Getting more casual again we call it fresh, brilliant, crisp, separated, magnified, unenhanced, stripped back on so-called pleasing distortion, crystallized. Moving into my bedside rig, the CMA800R displaced my usual Bakoon AMP-12R. The DAC was Simon Lee's Eximus DP-1. Because it's also a very good headphone amp, I compared. Despite the additional Zu Event balanced cable, the Questyle had the higher resolution and leading-edge speed. In transistor terms it suggested cooler bipolars. Then the DP-1 would represent warmer Mosfets.

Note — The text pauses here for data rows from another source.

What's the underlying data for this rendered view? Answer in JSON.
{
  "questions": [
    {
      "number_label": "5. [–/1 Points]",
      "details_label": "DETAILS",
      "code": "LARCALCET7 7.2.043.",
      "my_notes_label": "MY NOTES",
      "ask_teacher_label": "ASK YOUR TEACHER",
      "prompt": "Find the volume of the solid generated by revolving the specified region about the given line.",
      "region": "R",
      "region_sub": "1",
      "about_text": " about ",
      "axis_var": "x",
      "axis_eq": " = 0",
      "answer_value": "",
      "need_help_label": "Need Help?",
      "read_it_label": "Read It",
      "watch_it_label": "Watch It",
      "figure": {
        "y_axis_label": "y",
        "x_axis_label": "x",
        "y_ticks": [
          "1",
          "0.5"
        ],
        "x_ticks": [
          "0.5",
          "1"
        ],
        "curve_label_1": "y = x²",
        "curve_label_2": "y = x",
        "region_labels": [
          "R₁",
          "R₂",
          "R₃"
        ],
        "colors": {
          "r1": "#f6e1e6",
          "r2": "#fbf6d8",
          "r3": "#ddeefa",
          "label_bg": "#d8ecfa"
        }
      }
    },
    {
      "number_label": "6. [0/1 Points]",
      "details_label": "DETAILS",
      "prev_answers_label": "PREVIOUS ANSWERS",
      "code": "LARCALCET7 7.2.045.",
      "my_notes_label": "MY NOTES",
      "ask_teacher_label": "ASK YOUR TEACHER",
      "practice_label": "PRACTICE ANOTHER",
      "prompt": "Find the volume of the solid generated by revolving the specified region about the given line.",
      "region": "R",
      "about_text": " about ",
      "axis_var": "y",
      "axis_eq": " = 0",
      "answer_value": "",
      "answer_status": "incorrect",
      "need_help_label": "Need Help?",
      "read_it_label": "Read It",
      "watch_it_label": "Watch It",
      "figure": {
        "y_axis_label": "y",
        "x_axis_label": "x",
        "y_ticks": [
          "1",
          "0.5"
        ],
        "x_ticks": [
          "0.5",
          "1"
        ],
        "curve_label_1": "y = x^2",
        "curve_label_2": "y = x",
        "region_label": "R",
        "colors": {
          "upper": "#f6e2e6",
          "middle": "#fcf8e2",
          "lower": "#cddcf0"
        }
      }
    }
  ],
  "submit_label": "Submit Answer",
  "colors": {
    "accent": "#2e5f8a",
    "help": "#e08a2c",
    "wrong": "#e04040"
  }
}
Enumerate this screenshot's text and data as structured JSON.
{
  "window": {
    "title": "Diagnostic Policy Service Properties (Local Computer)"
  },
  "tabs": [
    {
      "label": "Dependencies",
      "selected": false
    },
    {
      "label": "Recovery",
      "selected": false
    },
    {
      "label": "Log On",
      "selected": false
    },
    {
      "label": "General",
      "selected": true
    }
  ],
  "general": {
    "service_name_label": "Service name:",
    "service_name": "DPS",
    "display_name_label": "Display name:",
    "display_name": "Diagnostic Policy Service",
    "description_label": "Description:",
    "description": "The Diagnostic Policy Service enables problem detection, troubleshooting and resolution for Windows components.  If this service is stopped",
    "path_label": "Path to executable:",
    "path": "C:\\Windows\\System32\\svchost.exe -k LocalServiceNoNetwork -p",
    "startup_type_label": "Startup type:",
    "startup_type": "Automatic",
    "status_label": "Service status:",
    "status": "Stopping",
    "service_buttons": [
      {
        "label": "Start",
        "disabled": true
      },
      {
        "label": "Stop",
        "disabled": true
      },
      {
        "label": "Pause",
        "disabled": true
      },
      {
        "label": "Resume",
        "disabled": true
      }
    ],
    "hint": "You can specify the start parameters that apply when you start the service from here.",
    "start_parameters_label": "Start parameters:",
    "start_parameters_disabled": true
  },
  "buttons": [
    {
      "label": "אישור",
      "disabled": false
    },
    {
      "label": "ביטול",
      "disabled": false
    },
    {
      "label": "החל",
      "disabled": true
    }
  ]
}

In tube terms the Questyle was ultralinear pentodes with feedback, the DP-1 triodes with no or lower feedback - except that I've not heard valve headphone amps I'd quote in this context. An Eddie Current Balancing Act or ALO Audio Studio Six belong to a very different sonic school.

To revisit our vintage toons, as preceding converter I thought Burson's chunky dense Conductor the ideal counterpoint to the CMA800R's honed reflexes and magnifying power. For headphones and from what I know, I'd favor Audeze, Audio Technica, Grado or MrSpeakers™. To revisit the bigger hifi map for context, Alden Zhao's top headphone amp clearly sits in the Bakoon/Crayon vein. If those be its mature elders with nothing left to prove, the Questsound is the younger acolyte. It follows the same path but isn't quite as far along. It still has a bit of a look-at-me attitude. It's not yet completely seasoned and mellowed. But that it's so accomplished already, so beautifully built, finished and styled all for just €1'499 when its elders demand from twice to five times as much... that should give one pause. Little wonder our Polish colleague Dawid Grzyb was so pod wrażeniem (impressed). On Alden Zhao's side of the globe, He Qinghua of Audio gd with his 'current conveyor technology' should keep a watchful eye. If Dawid was right, Questyle has already overtaken him...
Questyle Audio website